solarEbike wrote: ↑
Aug 20 2018 12:37pm
wturber wrote: ↑
Aug 10 2018 8:18pm
I'd consider adding a bit more distance between the solar trailer and bike as well.
For the final build... I'll move it a little further back. I'll still get the same shadow but it will be later/earlier in the day.
Previously, I had posted anecdotal evidence along the lines of "When I'm riding toward the sun early and late in the day, my head and torso cast a shadow on the solar array. This makes me sad."
Sure, moving the array further back decreases the shading problem but how much is enough? If I double the distance to height ratio of the shading obstruction, will that cut the shading in half? Most of my solar energy capture happens 3-4 hours before and after solar noon when the head shading is not a problem so how much are those early and late hours really worth? Moving the array further back creates a longer trailer which affects handling and maneuverability so ideally I want to make it as long as it needs to be and not an inch longer.
So, I ran a 3D solar shading simulation. I don't know why I didn't think to do this earlier but now that I've done it, the results are glorious.
This shows every travel direction at once so it may take a little work to parse but I think it's worth the effort.
The white cylinders in the center represent the head and torso of the rider on a recumbent bike, simplified to present the same shading profile in every direction. The little yellow/orange squares are 5" (125 mm) SunPower solar cells. The analysis takes into account local weather using a statistically-derived typical meteorological year and calculates the position of the sun for every hour of every day of the year. The numbers on the cells are annual shading derates for a non-tilting array located in Oakland, California. "100" means no shading on that cell. "90" means that cell gets 90% of the energy of an unshaded cell at the same tilt and azimuth.
If you're in the southern hemisphere, you'll need to swap north and south. If you live close to 38° latitude anywhere in the world, your numbers should look very similar to this. If you're much closer or further from the equator, your numbers will look quite different. If you're optimizing only for summer travel rather than year-round, your numbers will also be different.
So what does this tell us?
If you're traveling due north all day in California, all your cells are in rectangle (1)

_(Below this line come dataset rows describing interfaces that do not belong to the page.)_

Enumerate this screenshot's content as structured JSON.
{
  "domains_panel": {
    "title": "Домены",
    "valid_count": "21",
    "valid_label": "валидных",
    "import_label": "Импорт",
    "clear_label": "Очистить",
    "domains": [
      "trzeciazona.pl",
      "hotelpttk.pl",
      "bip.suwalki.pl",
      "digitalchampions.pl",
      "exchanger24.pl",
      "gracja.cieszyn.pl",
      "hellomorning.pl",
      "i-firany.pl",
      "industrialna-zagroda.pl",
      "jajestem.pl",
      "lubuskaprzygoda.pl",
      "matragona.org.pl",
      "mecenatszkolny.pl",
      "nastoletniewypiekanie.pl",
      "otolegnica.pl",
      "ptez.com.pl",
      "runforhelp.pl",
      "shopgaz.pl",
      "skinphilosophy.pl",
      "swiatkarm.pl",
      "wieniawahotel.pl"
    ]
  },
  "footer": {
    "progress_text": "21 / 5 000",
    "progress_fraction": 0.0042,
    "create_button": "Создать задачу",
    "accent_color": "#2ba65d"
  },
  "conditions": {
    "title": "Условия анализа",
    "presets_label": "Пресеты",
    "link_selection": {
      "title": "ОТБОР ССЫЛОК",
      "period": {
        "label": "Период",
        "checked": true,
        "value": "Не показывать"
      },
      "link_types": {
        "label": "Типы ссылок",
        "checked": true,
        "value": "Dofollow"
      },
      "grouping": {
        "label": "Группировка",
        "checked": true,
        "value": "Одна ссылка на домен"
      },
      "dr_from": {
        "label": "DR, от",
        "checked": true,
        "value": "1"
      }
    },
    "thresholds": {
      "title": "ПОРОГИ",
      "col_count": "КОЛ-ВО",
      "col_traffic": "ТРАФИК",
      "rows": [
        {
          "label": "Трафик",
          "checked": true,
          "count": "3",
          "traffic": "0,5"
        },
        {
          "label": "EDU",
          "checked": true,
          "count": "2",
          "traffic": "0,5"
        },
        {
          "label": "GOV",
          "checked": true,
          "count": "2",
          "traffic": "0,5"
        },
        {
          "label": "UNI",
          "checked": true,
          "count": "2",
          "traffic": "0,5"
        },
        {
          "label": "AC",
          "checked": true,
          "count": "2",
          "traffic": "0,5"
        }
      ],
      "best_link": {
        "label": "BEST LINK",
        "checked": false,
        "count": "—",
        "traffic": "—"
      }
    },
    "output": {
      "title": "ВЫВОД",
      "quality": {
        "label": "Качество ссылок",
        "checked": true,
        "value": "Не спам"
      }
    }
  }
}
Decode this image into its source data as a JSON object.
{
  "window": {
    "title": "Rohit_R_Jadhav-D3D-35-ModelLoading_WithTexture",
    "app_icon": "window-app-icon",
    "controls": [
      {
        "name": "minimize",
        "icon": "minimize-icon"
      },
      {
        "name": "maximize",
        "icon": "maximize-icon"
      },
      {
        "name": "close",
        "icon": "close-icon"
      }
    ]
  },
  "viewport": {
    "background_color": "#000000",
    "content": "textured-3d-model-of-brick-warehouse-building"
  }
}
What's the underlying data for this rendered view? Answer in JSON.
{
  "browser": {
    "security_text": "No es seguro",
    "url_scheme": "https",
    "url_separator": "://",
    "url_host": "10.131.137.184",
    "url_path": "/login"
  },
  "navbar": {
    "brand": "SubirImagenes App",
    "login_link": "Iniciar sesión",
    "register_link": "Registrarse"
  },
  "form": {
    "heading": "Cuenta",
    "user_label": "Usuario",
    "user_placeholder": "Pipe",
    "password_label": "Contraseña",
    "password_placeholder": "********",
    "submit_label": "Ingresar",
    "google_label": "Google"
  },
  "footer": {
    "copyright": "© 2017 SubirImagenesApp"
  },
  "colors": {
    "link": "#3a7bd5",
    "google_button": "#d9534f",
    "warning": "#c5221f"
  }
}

. The sun rises to your right and sets to your left and is pretty much behind you all day so your head never casts a shadow on the array. You can put the array as close to the bike as you want. If you look closely, you'll notice some 98's and 97's for the cells closest to the rider. That's because on the summer solstice, the sun rises and sets 31° north of east and west at this latitude meaning the sun is in front of you at sunrise/sunset so you lose a few rays in the summer.

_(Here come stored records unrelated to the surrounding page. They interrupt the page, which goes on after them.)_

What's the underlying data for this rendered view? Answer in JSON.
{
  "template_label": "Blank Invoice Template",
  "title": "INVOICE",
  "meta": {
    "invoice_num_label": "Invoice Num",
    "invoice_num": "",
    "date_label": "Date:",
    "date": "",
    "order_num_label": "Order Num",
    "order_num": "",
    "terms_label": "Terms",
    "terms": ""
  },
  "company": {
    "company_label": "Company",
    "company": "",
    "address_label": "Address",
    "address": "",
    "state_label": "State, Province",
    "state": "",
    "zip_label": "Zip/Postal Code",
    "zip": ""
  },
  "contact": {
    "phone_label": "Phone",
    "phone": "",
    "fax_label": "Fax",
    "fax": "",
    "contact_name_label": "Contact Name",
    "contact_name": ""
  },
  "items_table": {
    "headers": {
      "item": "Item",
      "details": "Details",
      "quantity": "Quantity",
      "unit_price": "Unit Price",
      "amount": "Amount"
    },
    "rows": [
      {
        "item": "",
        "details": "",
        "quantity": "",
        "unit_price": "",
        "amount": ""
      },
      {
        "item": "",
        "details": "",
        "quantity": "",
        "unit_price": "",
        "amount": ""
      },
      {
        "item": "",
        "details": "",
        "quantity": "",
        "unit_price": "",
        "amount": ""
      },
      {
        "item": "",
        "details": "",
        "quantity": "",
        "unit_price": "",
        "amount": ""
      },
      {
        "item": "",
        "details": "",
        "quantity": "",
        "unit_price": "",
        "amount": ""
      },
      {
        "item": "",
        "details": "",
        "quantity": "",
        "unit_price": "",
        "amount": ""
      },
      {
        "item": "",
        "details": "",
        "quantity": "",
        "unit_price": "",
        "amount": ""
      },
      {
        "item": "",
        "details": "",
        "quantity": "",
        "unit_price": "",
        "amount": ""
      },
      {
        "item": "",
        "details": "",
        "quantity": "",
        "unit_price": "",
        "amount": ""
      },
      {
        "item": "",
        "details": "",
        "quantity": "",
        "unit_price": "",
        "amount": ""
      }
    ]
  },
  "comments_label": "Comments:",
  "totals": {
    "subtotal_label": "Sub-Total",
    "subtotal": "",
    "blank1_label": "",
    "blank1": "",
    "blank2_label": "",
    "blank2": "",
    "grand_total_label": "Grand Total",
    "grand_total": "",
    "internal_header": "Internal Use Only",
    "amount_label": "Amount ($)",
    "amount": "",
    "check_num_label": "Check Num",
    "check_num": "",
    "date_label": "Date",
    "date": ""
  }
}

If you're traveling due south, all your cells are in rectangle (2)
. The sun rises to your left and sets to your right and is pretty much in your eyes all day. Your head casts no shadow on the array early and late in the day but it does cause shading problems in the middle part of the day. Since the sun's elevation is lower in winter, the problem is much worse in the winter because you cast a longer shadow at noon. If you maintain a 1:1 ratio of distance to height from the array to your head, you can limit your year-round losses to 5% (100-95 on the worst cells). Move the array just a little further back and your losses drop to 1-2%. Much better.
Things get much worse when you're traveling east (3)
or west (4)
. You're now traveling directly toward/away from the sun early/late in the day. At a 1:1 ratio, your losses are 10%. At 2:1 they're only 2%. Not linear at all.
If we assume all travel directions are equally likely, the average losses of the closest cell at 1:1 is (0+5+10+10)/4 = 6.2%. If we assume the worst case scenario that a couple of shaded cells can knock out the whole module and we have four modules then the overall self-shading loss is only 1.6% which sounds pretty good to me.
Incidentally, a single-axis sun-tracking system with the axis parallel to the direction of travel provides the most benefit when traveling north/south and the least when traveling earth/west but that's a topic for a future post.